──────── Data excerpts

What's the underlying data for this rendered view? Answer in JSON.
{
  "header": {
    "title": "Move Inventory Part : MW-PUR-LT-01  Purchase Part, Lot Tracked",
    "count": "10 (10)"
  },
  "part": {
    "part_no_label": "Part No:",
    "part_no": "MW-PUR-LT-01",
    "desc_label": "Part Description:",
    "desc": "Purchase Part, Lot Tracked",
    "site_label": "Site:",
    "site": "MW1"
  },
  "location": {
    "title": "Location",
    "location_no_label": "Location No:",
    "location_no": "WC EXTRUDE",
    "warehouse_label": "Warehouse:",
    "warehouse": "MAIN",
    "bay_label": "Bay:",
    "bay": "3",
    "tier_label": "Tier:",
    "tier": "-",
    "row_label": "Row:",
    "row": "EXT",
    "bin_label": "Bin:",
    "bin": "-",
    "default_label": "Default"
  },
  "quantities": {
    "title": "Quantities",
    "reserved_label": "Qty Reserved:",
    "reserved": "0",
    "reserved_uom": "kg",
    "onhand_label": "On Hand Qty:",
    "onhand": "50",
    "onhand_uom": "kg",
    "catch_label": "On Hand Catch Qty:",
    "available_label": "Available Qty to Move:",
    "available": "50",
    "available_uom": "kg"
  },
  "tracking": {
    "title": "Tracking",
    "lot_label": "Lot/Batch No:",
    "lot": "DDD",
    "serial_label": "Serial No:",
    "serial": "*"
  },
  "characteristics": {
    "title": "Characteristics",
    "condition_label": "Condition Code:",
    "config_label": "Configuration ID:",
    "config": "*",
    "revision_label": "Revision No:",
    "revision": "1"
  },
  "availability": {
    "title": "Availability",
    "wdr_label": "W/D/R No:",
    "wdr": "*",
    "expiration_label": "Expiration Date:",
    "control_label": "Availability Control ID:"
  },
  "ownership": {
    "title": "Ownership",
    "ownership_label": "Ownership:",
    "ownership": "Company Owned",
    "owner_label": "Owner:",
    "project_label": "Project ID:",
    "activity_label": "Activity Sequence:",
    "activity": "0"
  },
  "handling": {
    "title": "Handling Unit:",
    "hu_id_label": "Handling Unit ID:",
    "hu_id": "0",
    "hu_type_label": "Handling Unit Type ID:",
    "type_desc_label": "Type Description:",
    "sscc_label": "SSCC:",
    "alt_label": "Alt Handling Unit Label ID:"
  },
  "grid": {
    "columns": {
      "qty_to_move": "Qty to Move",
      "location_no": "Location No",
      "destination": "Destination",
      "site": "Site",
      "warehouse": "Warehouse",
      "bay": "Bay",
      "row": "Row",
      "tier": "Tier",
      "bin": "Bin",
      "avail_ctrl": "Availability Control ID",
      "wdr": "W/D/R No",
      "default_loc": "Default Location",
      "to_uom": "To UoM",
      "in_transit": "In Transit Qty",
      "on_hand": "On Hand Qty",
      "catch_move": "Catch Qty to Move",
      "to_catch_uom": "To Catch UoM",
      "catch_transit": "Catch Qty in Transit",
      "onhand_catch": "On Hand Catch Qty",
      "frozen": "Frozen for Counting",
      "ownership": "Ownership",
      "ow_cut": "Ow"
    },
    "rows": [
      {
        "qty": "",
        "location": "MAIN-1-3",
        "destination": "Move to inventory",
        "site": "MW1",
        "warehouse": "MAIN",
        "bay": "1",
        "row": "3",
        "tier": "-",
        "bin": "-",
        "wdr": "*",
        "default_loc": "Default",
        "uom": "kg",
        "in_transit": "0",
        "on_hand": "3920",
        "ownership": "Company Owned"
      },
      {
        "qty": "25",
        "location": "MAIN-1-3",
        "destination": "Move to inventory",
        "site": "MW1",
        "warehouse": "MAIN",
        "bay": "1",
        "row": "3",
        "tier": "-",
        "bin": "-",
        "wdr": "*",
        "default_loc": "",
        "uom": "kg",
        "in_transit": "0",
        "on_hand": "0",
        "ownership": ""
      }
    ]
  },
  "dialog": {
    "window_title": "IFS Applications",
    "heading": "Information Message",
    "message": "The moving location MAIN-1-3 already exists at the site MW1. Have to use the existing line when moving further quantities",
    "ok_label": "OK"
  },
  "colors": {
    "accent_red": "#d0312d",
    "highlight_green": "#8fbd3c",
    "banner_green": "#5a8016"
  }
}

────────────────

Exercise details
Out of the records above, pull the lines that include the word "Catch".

Exercise answer
    "catch_label": "On Hand Catch Qty:",
      "catch_move": "Catch Qty to Move",
      "to_catch_uom": "To Catch UoM",
      "catch_transit": "Catch Qty in Transit",
      "onhand_catch": "On Hand Catch Qty",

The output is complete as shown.